Afterwards Kennedy asked McGovern if he really thought his bid for presidency was impossible. McGovern was quoted as saying, “No I don’t think it’s impossible. I just wanted the audience to understand it’s worth making the effort – whether you win or lose.”

Your big dream’s time is now. Your impossible dream is worth every single heart pounding ounce of your effort and your brilliance. Free that dream of yours that’s been resonating in your heart and mind with full bravado!

Go left young woman!

Today I started my day on the left foot – intentionally.

Prior to any foot leaving the bed, however, I read Seth Godin’s blog as I do most every morning. Seth is my go-to, daily-dose-of-business and making great art mentor. I also read Gary Hollander’s blog, which has become part of my morning ritual. Gary is providing a beautifully moving insight into love and loss as he poignantly writes about the life and death of Paul, his partner and husband of the last 30 years. Both men’s insights have been and especially this morning, provided the grounding to intentionally start my day on the left foot.

Instead of getting out on the right side of the bed, I got out on the left side with my left foot hitting the ground first. I was surprised at how physically different and tense I felt.
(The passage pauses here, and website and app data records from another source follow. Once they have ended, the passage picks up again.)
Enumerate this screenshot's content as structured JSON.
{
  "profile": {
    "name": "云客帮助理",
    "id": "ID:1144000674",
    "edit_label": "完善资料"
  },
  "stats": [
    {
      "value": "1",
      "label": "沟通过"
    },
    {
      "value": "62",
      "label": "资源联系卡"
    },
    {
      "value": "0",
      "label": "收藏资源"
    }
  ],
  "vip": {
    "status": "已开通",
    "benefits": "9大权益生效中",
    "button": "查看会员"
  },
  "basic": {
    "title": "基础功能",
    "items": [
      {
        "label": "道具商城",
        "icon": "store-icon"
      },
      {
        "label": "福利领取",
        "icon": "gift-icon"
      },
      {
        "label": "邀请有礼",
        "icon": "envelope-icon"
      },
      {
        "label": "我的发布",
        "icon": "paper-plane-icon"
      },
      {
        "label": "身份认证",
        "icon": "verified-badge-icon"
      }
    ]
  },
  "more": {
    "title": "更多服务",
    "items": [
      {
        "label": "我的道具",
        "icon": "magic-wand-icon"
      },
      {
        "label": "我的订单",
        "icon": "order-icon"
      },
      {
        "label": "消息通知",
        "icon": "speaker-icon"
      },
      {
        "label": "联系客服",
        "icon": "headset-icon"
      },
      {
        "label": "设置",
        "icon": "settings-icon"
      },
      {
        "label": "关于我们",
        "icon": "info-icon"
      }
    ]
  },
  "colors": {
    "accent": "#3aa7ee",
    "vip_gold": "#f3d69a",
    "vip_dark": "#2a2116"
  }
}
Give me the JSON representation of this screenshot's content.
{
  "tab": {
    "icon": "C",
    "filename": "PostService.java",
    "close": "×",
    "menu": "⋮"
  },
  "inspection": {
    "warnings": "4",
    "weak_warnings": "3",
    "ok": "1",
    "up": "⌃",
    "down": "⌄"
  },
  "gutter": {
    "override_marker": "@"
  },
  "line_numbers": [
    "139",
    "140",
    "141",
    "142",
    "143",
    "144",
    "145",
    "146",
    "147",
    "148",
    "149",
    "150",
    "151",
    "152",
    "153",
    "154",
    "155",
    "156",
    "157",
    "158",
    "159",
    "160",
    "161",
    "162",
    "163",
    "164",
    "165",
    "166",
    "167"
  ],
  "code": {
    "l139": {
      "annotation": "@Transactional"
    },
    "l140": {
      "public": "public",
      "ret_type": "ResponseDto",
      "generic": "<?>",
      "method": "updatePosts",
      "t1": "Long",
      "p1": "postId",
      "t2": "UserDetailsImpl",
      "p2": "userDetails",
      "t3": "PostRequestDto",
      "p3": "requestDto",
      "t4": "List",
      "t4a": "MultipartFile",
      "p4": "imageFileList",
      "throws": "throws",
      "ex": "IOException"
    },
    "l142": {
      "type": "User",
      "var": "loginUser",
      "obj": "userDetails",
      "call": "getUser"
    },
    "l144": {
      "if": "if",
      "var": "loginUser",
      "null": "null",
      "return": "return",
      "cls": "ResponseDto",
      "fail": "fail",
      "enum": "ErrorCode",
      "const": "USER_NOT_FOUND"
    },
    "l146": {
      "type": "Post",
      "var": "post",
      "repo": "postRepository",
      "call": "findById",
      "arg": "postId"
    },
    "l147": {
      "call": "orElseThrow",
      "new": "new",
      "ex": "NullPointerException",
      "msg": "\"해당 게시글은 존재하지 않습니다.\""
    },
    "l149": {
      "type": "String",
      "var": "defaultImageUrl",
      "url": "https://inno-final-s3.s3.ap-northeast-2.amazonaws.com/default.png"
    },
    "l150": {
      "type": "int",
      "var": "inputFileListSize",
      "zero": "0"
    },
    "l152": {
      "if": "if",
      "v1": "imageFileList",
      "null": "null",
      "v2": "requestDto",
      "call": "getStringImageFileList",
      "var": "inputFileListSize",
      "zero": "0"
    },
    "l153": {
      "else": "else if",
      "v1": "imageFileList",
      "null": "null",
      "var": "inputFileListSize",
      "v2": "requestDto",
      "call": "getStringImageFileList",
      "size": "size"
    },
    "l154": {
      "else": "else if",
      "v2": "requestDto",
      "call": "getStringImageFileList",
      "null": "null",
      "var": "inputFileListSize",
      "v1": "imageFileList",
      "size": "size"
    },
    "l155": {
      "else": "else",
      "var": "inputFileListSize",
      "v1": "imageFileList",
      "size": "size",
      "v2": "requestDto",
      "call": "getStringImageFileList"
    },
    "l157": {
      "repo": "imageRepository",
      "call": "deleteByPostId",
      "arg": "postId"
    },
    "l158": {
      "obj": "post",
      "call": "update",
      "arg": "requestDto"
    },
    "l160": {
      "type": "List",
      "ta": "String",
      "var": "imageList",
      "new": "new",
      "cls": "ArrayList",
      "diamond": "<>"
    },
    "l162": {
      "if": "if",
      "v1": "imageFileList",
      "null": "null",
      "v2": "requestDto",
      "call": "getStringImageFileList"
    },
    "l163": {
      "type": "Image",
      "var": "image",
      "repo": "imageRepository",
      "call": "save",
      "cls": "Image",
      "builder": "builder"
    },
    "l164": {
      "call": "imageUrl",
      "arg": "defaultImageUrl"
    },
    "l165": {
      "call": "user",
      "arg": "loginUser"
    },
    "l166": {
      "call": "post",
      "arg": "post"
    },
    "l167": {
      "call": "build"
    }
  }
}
My brain was frantically sending me the message of “wrong side, wrong side, mistake, mistake.” While at the same time there was almost a force field of comfort physically urging me to get out of bed like “I was supposed to do it.”

And the beauty dog was not about to be party to any of this left foot experimental malarkey.   As I tried to turn left with Chandler on our morning walk in opposition to our established pattern, Chandler refused because this is how we are supposed to take our morning walk. So right we went.

Despite my best efforts to change up my patterns in the pursuit of seeing or discovering something new, the dominant patterns persisted. My brain kept insisting “this is how you do it, get back in line, don’t make waves.”

In Seth Godin’s new book (which is an extraordinary read), It’s Your Turn, he introduces the idea that change creates tension and tension creates change. It’s the ability, as Seth says, to “liberate yourself from being right.”  Providing yourself with the freedom to be wrong, to test out what is uncomfortable, like going left instead of right.

In Seth’s change creates tension, tension creates change model, he points out that we each have the opportunity to be the individual who makes change. He says, “We seek the change that is interesting, the change for the better, and most of all, the change that connects us to someone else. This is the freedom to make change, and the willingness to seek out the tension it brings.”

Tomorrow I will continue to look for the opportunities to lead with my left foot. To find the tension that provides the freedom to take my turn. A tension that leads to meaningful and important change.

“It’s Complicated”

I distinctly remember the first time I uttered those words to a colleague. In my head, I had lulled myself into thinking it was the polished, sophisticated, “I’m the expert” response.

The moment my “It’s complicated” hit the air, I was instantly sorry.

The words were greeted by a nearly imperceptible eye-roll and one-word retort: “Really.”

“It’s complicated” has become code for:

  • Bless your heart, you’re just not very bright.
  • Your skills and experiences are not important, nor valued – I am clearly so much more important, more intelligent than you.

“It’s complicated” has become the great deflector and collaborator killer. When we’re asked for an opinion or a point-of-view in which we’re feeling uncomfortable or an itsy-bitsy ounce of vulnerability, it’s the easy go-to response.

When we want to mark our territory in a meeting where our ego just can’t get out of her own way, or we think we need to impress others, or we’d rather control than collaborate, out trots “it’s complicated.” (For dramatic effect, start with a heavy sigh, give a push back from the table and then deliver your most stern “it’s complicated.”)

And, if you’re feeling an idea is too scary, too risky, too involved, making you too uncomfortable “it’s complicated” is your go-to death knell.

Ready to experience all the potential the perfectly, perfect you has to bring to the world?

Ditch “it’s complicated.” She’s not your friend.